# Information shown:
****

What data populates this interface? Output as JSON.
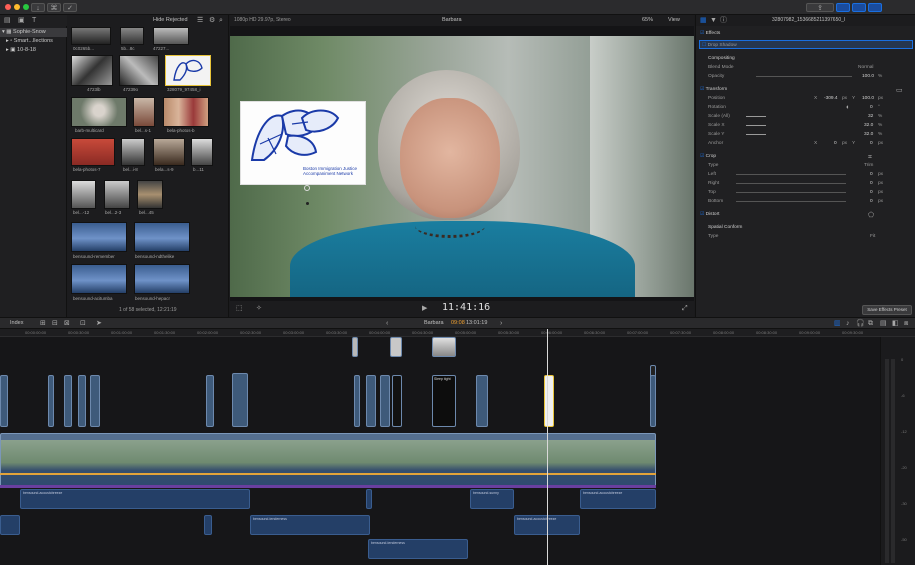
{
  "window": {
    "title_bar_icons": [
      "download-icon",
      "key-icon",
      "check-icon"
    ]
  },
  "library": {
    "items": [
      {
        "label": "Sophie-Snow",
        "icon": "library-icon",
        "selected": true
      },
      {
        "label": "Smart...llections",
        "icon": "folder-icon"
      },
      {
        "label": "10-8-18",
        "icon": "event-icon"
      }
    ]
  },
  "browser": {
    "filter": "Hide Rejected",
    "status": "1 of 58 selected, 12:21:19",
    "clips": [
      {
        "caption": "0c0265b..."
      },
      {
        "caption": "5b...8c"
      },
      {
        "caption": "47227..."
      },
      {
        "caption": "4723lb"
      },
      {
        "caption": "47239o"
      },
      {
        "caption": "328079_97458_i"
      },
      {
        "caption": "barb-multicard"
      },
      {
        "caption": "bel...s-1"
      },
      {
        "caption": "bela-photos-b"
      },
      {
        "caption": "bela-photos-7"
      },
      {
        "caption": "bel...i-8"
      },
      {
        "caption": "bela...s-9"
      },
      {
        "caption": "b...11"
      },
      {
        "caption": "bel...-12"
      },
      {
        "caption": "bel...2-3"
      },
      {
        "caption": "bel...45"
      },
      {
        "caption": "bensound-remember"
      },
      {
        "caption": "bensound-ndthelike"
      },
      {
        "caption": "bensound-acitumba"
      },
      {
        "caption": "bensound-hepacr"
      }
    ]
  },
  "viewer": {
    "format": "1080p HD 29.97p, Stereo",
    "title": "Barbara",
    "zoom": "65%",
    "view_label": "View",
    "timecode": "11:41:16",
    "logo_lines": [
      "Boston Immigration Justice",
      "Accompaniment Network"
    ]
  },
  "inspector": {
    "clip_name": "32807982_1536685211397650_l",
    "effects": "Effects",
    "drop_shadow": "Drop Shadow",
    "compositing": "Compositing",
    "blend_mode_label": "Blend Mode",
    "blend_mode_value": "Normal",
    "opacity_label": "Opacity",
    "opacity_value": "100.0",
    "transform": "Transform",
    "position_label": "Position",
    "position_x_label": "X",
    "position_x": "-309.4",
    "position_y_label": "Y",
    "position_y": "100.0",
    "rotation_label": "Rotation",
    "rotation_value": "0",
    "scale_all_label": "Scale (All)",
    "scale_all": "32",
    "scale_x_label": "Scale X",
    "scale_x": "32.0",
    "scale_y_label": "Scale Y",
    "scale_y": "32.0",
    "anchor_label": "Anchor",
    "anchor_x_label": "X",
    "anchor_x": "0",
    "anchor_y_label": "Y",
    "anchor_y": "0",
    "crop": "Crop",
    "crop_type_label": "Type",
    "crop_type": "Trim",
    "left_label": "Left",
    "left_value": "0",
    "right_label": "Right",
    "right_value": "0",
    "top_label": "Top",
    "top_value": "0",
    "bottom_label": "Bottom",
    "bottom_value": "0",
    "distort": "Distort",
    "spatial_conform": "Spatial Conform",
    "sc_type_label": "Type",
    "sc_type": "Fit",
    "save_preset": "Save Effects Preset",
    "unit_px": "px",
    "unit_pct": "%",
    "unit_deg": "°"
  },
  "timeline": {
    "index_label": "Index",
    "project": "Barbara",
    "position": "09:08",
    "duration": "13:01:19",
    "ruler_marks": [
      "00:00:00:00",
      "00:00:30:00",
      "00:01:00:00",
      "00:01:30:00",
      "00:02:00:00",
      "00:02:30:00",
      "00:03:00:00",
      "00:03:30:00",
      "00:04:00:00",
      "00:04:30:00",
      "00:05:00:00",
      "00:05:30:00",
      "00:06:00:00",
      "00:06:30:00",
      "00:07:00:00",
      "00:07:30:00",
      "00:08:00:00",
      "00:08:30:00",
      "00:09:00:00",
      "00:09:30:00"
    ],
    "audio_clips": [
      "bensound-acoustcbreeze",
      "bensound-sunny",
      "bensound-acoustcbreeze",
      "bensound-tenderness",
      "bensound-acoustcbreeze",
      "bensound-tenderness"
    ],
    "broll_label": "Sleep tight",
    "meter_marks": [
      "0",
      "-6",
      "-12",
      "-20",
      "-30",
      "-50"
    ]
  },
  "colors": {
    "accent": "#1a6fe0",
    "playhead": "#d9d9d9",
    "audio": "#243f67",
    "video": "#3e5a7a",
    "logo_blue": "#1a3aa8"
  }
}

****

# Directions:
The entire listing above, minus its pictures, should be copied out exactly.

# Solution for this exercise:
What data populates this interface? Output as JSON.
{
  "window": {
    "title_bar_icons": [
      "download-icon",
      "key-icon",
      "check-icon"
    ]
  },
  "library": {
    "items": [
      {
        "label": "Sophie-Snow",
        "icon": "library-icon",
        "selected": true
      },
      {
        "label": "Smart...llections",
        "icon": "folder-icon"
      },
      {
        "label": "10-8-18",
        "icon": "event-icon"
      }
    ]
  },
  "browser": {
    "filter": "Hide Rejected",
    "status": "1 of 58 selected, 12:21:19",
    "clips": [
      {
        "caption": "0c0265b..."
      },
      {
        "caption": "5b...8c"
      },
      {
        "caption": "47227..."
      },
      {
        "caption": "4723lb"
      },
      {
        "caption": "47239o"
      },
      {
        "caption": "328079_97458_i"
      },
      {
        "caption": "barb-multicard"
      },
      {
        "caption": "bel...s-1"
      },
      {
        "caption": "bela-photos-b"
      },
      {
        "caption": "bela-photos-7"
      },
      {
        "caption": "bel...i-8"
      },
      {
        "caption": "bela...s-9"
      },
      {
        "caption": "b...11"
      },
      {
        "caption": "bel...-12"
      },
      {
        "caption": "bel...2-3"
      },
      {
        "caption": "bel...45"
      },
      {
        "caption": "bensound-remember"
      },
      {
        "caption": "bensound-ndthelike"
      },
      {
        "caption": "bensound-acitumba"
      },
      {
        "caption": "bensound-hepacr"
      }
    ]
  },
  "viewer": {
    "format": "1080p HD 29.97p, Stereo",
    "title": "Barbara",
    "zoom": "65%",
    "view_label": "View",
    "timecode": "11:41:16",
    "logo_lines": [
      "Boston Immigration Justice",
      "Accompaniment Network"
    ]
  },
  "inspector": {
    "clip_name": "32807982_1536685211397650_l",
    "effects": "Effects",
    "drop_shadow": "Drop Shadow",
    "compositing": "Compositing",
    "blend_mode_label": "Blend Mode",
    "blend_mode_value": "Normal",
    "opacity_label": "Opacity",
    "opacity_value": "100.0",
    "transform": "Transform",
    "position_label": "Position",
    "position_x_label": "X",
    "position_x": "-309.4",
    "position_y_label": "Y",
    "position_y": "100.0",
    "rotation_label": "Rotation",
    "rotation_value": "0",
    "scale_all_label": "Scale (All)",
    "scale_all": "32",
    "scale_x_label": "Scale X",
    "scale_x": "32.0",
    "scale_y_label": "Scale Y",
    "scale_y": "32.0",
    "anchor_label": "Anchor",
    "anchor_x_label": "X",
    "anchor_x": "0",
    "anchor_y_label": "Y",
    "anchor_y": "0",
    "crop": "Crop",
    "crop_type_label": "Type",
    "crop_type": "Trim",
    "left_label": "Left",
    "left_value": "0",
    "right_label": "Right",
    "right_value": "0",
    "top_label": "Top",
    "top_value": "0",
    "bottom_label": "Bottom",
    "bottom_value": "0",
    "distort": "Distort",
    "spatial_conform": "Spatial Conform",
    "sc_type_label": "Type",
    "sc_type": "Fit",
    "save_preset": "Save Effects Preset",
    "unit_px": "px",
    "unit_pct": "%",
    "unit_deg": "°"
  },
  "timeline": {
    "index_label": "Index",
    "project": "Barbara",
    "position": "09:08",
    "duration": "13:01:19",
    "ruler_marks": [
      "00:00:00:00",
      "00:00:30:00",
      "00:01:00:00",
      "00:01:30:00",
      "00:02:00:00",
      "00:02:30:00",
      "00:03:00:00",
      "00:03:30:00",
      "00:04:00:00",
      "00:04:30:00",
      "00:05:00:00",
      "00:05:30:00",
      "00:06:00:00",
      "00:06:30:00",
      "00:07:00:00",
      "00:07:30:00",
      "00:08:00:00",
      "00:08:30:00",
      "00:09:00:00",
      "00:09:30:00"
    ],
    "audio_clips": [
      "bensound-acoustcbreeze",
      "bensound-sunny",
      "bensound-acoustcbreeze",
      "bensound-tenderness",
      "bensound-acoustcbreeze",
      "bensound-tenderness"
    ],
    "broll_label": "Sleep tight",
    "meter_marks": [
      "0",
      "-6",
      "-12",
      "-20",
      "-30",
      "-50"
    ]
  },
  "colors": {
    "accent": "#1a6fe0",
    "playhead": "#d9d9d9",
    "audio": "#243f67",
    "video": "#3e5a7a",
    "logo_blue": "#1a3aa8"
  }
}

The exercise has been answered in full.